‘Jumping around’: exploring young women's behaviour and knowledge in relation to sexual health in a remote Aboriginal Australian community
Published in
Culture, Health & Sexuality, August 2014
DOI 10.1080/13691058.2014.937747
Pubmed ID
Authors

Sarah Ireland, Concepta Wulili Narjic, Suzanne Belton, Sherry Saggers, Ann McGrath

Abstract

Sexual health indicators for young remote-living Aboriginal women are the worst of all of Australian women. This study aimed to describe and explore young women's behaviour and knowledge in relation to sexual health, as well as to provide health professionals with cross-cultural insights to assist with health practice. A descriptive ethnographic study was conducted, which included: extended ethnographic field work in one remote community over a six-year period; community observation and participation; field notes; semi-structured interviews; group reproductive ethno-physiology drawing and language sessions; focus-group sessions; training and employment of Aboriginal research assistants; and consultation and advice from a local reference group and a Cultural Mentor. Findings reveal that young women in this remote community have a very poor biomedical understanding of sexually transmitted infections and contraception. This is further compounded by not speaking English as a first language, low literacy levels and different beliefs in relation to body functions. In their sexual relationships, young women often report experiences involving multiple casual partners, marijuana use and violence. Together, the findings contribute to a better understanding of the factors underlying sexual health inequity among young Aboriginal women in Australia.

Mendeley readers

The data shown below were compiled from readership statistics for 83 Mendeley readers of this research output. Click here to see the associated Mendeley record.

Geographical breakdown

Country Count As %
United States 1 1%
Unknown 82 99%

Demographic breakdown

Readers by professional status Count As %
Student > Bachelor 13 16%
Student > Master 11 13%
Student > Ph. D. Student 11 13%
Researcher 9 11%
Other 7 8%
Other 14 17%
Unknown 18 22%
Readers by discipline Count As %
Medicine and Dentistry 19 23%
Social Sciences 12 14%
Psychology 9 11%
Nursing and Health Professions 9 11%
Biochemistry, Genetics and Molecular Biology 2 2%
Other 10 12%
Unknown 22 27%

Attention Score in Context

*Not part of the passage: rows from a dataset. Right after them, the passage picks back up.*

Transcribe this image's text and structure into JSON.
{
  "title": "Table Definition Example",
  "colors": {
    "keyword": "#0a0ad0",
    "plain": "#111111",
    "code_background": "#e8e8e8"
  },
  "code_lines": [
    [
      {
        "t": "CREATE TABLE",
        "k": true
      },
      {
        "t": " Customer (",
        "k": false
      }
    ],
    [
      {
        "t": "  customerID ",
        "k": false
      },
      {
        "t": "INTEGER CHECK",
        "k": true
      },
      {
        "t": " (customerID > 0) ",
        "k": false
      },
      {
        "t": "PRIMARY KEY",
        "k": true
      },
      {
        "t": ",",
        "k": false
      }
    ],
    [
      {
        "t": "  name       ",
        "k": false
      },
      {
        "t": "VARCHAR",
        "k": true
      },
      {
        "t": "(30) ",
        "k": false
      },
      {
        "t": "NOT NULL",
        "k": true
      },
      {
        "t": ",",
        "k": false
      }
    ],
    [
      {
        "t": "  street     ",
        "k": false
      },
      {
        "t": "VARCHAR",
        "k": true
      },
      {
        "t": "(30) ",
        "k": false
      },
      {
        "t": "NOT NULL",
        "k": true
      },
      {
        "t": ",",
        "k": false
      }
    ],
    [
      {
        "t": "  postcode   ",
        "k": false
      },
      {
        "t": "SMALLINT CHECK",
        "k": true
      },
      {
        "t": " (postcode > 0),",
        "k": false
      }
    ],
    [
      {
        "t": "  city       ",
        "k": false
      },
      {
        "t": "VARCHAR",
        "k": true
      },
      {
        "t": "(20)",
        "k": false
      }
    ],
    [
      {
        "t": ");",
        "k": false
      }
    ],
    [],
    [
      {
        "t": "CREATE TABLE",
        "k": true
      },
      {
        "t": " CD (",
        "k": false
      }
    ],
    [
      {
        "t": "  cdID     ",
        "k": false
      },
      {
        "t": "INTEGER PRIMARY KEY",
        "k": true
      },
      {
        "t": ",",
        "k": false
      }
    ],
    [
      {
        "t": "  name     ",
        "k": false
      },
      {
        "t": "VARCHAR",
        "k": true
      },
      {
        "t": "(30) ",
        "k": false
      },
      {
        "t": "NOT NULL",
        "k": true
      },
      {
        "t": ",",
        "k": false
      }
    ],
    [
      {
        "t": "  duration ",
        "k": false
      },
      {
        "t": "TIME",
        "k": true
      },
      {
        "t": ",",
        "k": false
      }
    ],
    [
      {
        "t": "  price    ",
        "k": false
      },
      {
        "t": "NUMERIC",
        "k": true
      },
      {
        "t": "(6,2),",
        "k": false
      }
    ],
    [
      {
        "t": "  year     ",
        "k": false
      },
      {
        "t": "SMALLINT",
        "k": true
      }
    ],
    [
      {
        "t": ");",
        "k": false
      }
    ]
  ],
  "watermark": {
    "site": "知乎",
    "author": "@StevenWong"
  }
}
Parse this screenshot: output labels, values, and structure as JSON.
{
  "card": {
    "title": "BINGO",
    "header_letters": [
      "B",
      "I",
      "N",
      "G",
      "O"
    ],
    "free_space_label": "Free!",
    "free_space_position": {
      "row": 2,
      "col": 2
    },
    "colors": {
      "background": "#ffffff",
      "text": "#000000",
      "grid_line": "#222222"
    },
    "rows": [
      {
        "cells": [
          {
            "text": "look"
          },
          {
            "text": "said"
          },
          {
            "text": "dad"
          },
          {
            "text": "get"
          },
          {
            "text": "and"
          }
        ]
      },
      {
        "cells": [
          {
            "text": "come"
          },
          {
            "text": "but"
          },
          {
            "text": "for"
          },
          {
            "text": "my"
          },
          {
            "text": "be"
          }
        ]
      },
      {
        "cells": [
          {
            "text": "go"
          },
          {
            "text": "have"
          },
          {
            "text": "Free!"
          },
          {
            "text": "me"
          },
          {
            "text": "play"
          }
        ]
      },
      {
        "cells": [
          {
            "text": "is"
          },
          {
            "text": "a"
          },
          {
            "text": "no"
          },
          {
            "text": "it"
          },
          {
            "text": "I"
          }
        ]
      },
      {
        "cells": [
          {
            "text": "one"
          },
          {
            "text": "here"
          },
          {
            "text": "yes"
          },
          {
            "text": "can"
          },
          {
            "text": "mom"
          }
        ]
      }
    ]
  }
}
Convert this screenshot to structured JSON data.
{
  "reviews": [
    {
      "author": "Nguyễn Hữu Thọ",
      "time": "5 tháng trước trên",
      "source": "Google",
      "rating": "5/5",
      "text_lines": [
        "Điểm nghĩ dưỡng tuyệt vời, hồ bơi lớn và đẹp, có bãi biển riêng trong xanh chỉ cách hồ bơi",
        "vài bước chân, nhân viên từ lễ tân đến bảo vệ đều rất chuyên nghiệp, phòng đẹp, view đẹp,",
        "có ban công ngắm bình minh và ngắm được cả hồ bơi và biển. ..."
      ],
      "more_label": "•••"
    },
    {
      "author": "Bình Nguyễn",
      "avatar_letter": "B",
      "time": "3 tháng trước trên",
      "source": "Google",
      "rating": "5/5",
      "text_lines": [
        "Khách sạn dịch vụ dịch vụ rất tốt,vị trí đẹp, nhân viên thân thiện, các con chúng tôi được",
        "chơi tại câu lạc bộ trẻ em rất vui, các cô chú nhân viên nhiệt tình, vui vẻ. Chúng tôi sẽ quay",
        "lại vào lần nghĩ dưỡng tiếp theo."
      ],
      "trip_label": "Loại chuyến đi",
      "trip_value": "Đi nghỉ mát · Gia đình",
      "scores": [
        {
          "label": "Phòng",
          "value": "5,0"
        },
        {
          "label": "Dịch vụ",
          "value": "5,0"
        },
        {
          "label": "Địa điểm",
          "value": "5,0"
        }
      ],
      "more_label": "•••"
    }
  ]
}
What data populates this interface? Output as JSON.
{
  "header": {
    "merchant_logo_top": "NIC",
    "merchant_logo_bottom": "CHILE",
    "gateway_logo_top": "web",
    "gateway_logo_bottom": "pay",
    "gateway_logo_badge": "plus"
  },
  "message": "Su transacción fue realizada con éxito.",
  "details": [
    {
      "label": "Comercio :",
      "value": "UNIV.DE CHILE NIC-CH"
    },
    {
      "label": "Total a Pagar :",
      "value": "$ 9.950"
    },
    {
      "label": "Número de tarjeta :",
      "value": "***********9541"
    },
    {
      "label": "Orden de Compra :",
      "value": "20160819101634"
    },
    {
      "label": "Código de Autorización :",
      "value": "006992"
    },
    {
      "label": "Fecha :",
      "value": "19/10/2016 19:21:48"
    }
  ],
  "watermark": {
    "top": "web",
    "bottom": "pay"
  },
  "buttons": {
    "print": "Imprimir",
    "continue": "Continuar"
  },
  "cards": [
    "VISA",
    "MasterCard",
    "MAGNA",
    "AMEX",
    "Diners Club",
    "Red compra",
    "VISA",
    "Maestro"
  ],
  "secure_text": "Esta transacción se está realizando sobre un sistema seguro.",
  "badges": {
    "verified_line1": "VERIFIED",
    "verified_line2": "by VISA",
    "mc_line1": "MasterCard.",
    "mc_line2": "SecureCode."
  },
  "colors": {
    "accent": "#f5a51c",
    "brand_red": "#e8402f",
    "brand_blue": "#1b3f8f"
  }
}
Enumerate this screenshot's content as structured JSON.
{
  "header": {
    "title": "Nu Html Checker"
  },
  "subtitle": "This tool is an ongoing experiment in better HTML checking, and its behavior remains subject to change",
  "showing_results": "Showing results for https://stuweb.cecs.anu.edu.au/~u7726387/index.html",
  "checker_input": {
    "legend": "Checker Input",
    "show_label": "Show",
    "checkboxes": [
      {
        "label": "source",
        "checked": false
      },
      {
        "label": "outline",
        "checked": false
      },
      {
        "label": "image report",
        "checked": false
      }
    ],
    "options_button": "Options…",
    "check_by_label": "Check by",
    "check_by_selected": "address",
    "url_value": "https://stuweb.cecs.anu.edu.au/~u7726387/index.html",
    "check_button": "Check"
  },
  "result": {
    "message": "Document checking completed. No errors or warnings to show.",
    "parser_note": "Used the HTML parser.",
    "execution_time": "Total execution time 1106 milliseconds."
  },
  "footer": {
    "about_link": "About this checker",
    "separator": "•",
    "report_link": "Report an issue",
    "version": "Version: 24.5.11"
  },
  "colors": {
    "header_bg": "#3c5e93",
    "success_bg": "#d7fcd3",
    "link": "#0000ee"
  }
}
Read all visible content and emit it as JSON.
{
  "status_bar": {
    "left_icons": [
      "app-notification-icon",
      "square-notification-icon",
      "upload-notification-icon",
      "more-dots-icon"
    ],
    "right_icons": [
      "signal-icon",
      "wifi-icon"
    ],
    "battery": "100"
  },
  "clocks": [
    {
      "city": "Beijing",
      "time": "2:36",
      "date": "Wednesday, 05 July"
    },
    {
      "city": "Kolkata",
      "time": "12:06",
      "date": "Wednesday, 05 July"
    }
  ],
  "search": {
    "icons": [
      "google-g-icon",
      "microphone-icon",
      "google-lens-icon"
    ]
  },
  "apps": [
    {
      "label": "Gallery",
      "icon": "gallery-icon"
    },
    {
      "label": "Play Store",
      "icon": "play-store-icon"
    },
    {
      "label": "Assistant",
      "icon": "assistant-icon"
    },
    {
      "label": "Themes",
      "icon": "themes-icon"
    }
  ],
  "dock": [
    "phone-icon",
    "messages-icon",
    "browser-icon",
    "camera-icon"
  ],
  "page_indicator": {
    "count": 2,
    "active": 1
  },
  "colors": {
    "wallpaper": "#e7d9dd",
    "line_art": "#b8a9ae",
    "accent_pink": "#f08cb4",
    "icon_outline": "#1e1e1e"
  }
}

This research output has an Altmetric Attention Score of 3. This is our high-level measure of the quality and quantity of online attention that it has received. This Attention Score, as well as the ranking and number of research outputs shown below, was calculated when the research output was last mentioned on 05 April 2020.
All research outputs
#6,176,680
of 19,002,645 outputs
Outputs from Culture, Health & Sexuality
#523
of 1,127 outputs
Outputs of similar age
#100,500
of 329,012 outputs
Outputs of similar age from Culture, Health & Sexuality
#10
of 16 outputs
Altmetric has tracked 19,002,645 research outputs across all sources so far. This one is in the 46th percentile – i.e., 46% of other outputs scored the same or lower than it.
So far Altmetric has tracked 1,127 research outputs from this source. They typically receive more attention than average, with a mean Attention Score of 7.5. This one is in the 44th percentile – i.e., 44% of its peers scored the same or lower than it.
Older research outputs will score higher simply because they've had more time to accumulate mentions. To account for age we can compare this Altmetric Attention Score to the 329,012 tracked outputs that were published within six weeks on either side of this one in any source. This one has gotten more attention than average, scoring higher than 59% of its contemporaries.
We're also able to compare this research output to 16 others from the same source and published within six weeks on either side of this one. This one is in the 43rd percentile – i.e., 43% of its contemporaries scored the same or lower than it.